Kermit Hua, a transportation engineer representing the applicant, said queuing traffic should not be a concern at the nearby Kings Highway North and Canal Street intersection during peak hours. "I and the civil engineer, Mr. Trinkaus, took a look at those queue lengths during weekday afternoon and weekday morning peak hours and the longest queues we observed was about 100 foot — in other words, six vehicles — so the queuing is not a concern."

Whittle then asked Hua, "When you’re investigating an allegation of excessive queues during peak traffic periods, why on God’s earth world would you investigate this condition at 4 p.m. in the afternoon?" Hua replied, "Peak is usually 4 to 6."

Whittle then explained how, as a Westport resident, he has found that 4 p.m. is not when peak traffic hits that intersection, "You don’t know this town, I do, it’s OK. But I operate there twice a day, 4 p.m., I don’t know what town in this country has peak traffic at 4 p.m., but this intersection at 6 p.m. has the excessive queues."

Steve Trinkaus, an engineer for the applicant, told the P&Z the "site will have absolutely no impact on the tidal wetland. It will not fail with proper maintenance."

Michael Klein, a wetland scientist for the applicant, said Jennifer O’Donnell, a coastal engineer who spoke for the town, was incorrect in saying the proposed site "is proposing a 92.4 percent connected impervious coverage over the development area." Klein contended the percentage would be closer to 30 percent.

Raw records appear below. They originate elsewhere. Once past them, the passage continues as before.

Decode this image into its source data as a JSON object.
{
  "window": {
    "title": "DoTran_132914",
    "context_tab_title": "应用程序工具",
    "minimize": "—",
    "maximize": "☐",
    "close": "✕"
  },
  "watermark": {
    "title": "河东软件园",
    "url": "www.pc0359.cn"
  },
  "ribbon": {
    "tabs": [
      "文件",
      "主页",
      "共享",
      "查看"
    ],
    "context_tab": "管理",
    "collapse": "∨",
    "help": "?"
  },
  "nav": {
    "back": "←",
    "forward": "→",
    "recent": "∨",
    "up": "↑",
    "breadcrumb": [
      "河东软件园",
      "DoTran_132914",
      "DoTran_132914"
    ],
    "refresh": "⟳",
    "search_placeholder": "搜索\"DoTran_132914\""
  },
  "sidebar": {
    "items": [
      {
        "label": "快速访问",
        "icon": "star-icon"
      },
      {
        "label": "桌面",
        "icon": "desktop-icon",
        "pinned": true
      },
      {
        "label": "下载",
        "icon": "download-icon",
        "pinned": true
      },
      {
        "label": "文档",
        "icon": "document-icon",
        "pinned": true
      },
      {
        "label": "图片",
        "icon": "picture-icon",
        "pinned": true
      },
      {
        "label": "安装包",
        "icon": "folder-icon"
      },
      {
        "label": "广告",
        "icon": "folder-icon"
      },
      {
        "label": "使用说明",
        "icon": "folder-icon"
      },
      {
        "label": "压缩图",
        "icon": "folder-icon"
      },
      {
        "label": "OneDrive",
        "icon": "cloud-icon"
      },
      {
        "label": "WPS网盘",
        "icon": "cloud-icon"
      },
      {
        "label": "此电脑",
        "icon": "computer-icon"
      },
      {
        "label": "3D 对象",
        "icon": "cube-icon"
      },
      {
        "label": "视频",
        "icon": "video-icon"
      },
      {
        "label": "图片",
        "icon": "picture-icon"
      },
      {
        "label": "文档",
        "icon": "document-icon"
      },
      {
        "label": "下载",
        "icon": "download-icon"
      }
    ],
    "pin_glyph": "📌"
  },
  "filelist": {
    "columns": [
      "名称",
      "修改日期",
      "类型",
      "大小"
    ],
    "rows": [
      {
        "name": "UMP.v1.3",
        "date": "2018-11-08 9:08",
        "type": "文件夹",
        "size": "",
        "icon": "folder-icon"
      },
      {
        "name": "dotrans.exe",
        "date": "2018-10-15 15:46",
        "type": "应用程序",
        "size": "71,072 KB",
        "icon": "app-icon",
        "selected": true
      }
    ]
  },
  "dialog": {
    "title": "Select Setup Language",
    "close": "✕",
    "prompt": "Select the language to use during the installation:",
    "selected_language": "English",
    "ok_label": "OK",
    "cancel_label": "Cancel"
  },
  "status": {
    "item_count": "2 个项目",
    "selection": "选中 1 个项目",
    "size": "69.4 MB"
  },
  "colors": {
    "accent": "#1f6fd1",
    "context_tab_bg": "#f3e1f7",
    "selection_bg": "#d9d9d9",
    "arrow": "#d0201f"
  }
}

Because new documentation of the applicant’s contentions were presented at the hearing, the town’s consultants did not have time to review or rebut the claims.

During public comment portion of the meeting, three residents from another Garden Homes affordable complex on Fairchild Avenue in Fairfield lauded the developer and the recently completed apartments. Barbara Damon, one of the residents, said, "It’s affordable, it’s clean, it’s beautifully maintained and it’s safe."

However, Karen Hubrich, who lives on Kings Highway North, voiced concerns about the traffic she fears the Wilton Road apartments would generate. "I am 100 percent behind affordable housing, I think it is definitely lacking in Westport, but I do not think this is the right location for this particular development … coming back in the afternoons I can’t get into my driveway ...

“There’s a development going on down the road sometime in the near future where Save the Children is. I gather it could be apartments that’s going to create more traffic, more cars,” she added.

The hearing on the Wilton Road project was continued to next Thursday.